▶ [Task goal]: Nothing but an exact copy of the records below counts as the answer.

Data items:
********************

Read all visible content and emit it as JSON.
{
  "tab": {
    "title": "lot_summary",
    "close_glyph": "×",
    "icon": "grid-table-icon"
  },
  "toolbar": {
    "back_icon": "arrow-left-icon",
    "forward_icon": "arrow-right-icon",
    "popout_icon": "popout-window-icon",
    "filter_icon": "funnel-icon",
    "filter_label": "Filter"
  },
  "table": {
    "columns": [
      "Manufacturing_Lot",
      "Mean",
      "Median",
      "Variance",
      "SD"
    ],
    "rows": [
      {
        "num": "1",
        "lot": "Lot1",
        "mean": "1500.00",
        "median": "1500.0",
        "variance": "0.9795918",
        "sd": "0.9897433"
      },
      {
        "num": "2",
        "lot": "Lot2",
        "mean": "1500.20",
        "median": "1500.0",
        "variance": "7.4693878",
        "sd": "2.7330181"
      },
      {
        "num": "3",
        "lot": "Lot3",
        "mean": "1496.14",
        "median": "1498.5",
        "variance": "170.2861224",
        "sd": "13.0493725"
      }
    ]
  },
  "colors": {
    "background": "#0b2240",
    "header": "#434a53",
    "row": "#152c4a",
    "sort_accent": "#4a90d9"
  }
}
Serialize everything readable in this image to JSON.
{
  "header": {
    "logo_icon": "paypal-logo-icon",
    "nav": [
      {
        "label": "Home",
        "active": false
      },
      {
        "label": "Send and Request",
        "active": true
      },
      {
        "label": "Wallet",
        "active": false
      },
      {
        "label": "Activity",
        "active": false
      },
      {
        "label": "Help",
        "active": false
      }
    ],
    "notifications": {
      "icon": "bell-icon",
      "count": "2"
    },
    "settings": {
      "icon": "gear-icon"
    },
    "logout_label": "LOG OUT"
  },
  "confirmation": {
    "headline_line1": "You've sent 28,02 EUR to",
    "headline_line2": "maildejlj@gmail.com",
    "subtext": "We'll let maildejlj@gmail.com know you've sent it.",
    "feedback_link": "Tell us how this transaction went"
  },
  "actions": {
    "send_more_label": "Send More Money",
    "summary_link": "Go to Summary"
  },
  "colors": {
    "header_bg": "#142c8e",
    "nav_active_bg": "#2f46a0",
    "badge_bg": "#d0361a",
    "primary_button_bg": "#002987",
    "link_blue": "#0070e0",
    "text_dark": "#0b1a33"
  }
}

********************

▶ [Task answer]:
Read all visible content and emit it as JSON.
{
  "tab": {
    "title": "lot_summary",
    "close_glyph": "×",
    "icon": "grid-table-icon"
  },
  "toolbar": {
    "back_icon": "arrow-left-icon",
    "forward_icon": "arrow-right-icon",
    "popout_icon": "popout-window-icon",
    "filter_icon": "funnel-icon",
    "filter_label": "Filter"
  },
  "table": {
    "columns": [
      "Manufacturing_Lot",
      "Mean",
      "Median",
      "Variance",
      "SD"
    ],
    "rows": [
      {
        "num": "1",
        "lot": "Lot1",
        "mean": "1500.00",
        "median": "1500.0",
        "variance": "0.9795918",
        "sd": "0.9897433"
      },
      {
        "num": "2",
        "lot": "Lot2",
        "mean": "1500.20",
        "median": "1500.0",
        "variance": "7.4693878",
        "sd": "2.7330181"
      },
      {
        "num": "3",
        "lot": "Lot3",
        "mean": "1496.14",
        "median": "1498.5",
        "variance": "170.2861224",
        "sd": "13.0493725"
      }
    ]
  },
  "colors": {
    "background": "#0b2240",
    "header": "#434a53",
    "row": "#152c4a",
    "sort_accent": "#4a90d9"
  }
}
Serialize everything readable in this image to JSON.
{
  "header": {
    "logo_icon": "paypal-logo-icon",
    "nav": [
      {
        "label": "Home",
        "active": false
      },
      {
        "label": "Send and Request",
        "active": true
      },
      {
        "label": "Wallet",
        "active": false
      },
      {
        "label": "Activity",
        "active": false
      },
      {
        "label": "Help",
        "active": false
      }
    ],
    "notifications": {
      "icon": "bell-icon",
      "count": "2"
    },
    "settings": {
      "icon": "gear-icon"
    },
    "logout_label": "LOG OUT"
  },
  "confirmation": {
    "headline_line1": "You've sent 28,02 EUR to",
    "headline_line2": "maildejlj@gmail.com",
    "subtext": "We'll let maildejlj@gmail.com know you've sent it.",
    "feedback_link": "Tell us how this transaction went"
  },
  "actions": {
    "send_more_label": "Send More Money",
    "summary_link": "Go to Summary"
  },
  "colors": {
    "header_bg": "#142c8e",
    "nav_active_bg": "#2f46a0",
    "badge_bg": "#d0361a",
    "primary_button_bg": "#002987",
    "link_blue": "#0070e0",
    "text_dark": "#0b1a33"
  }
}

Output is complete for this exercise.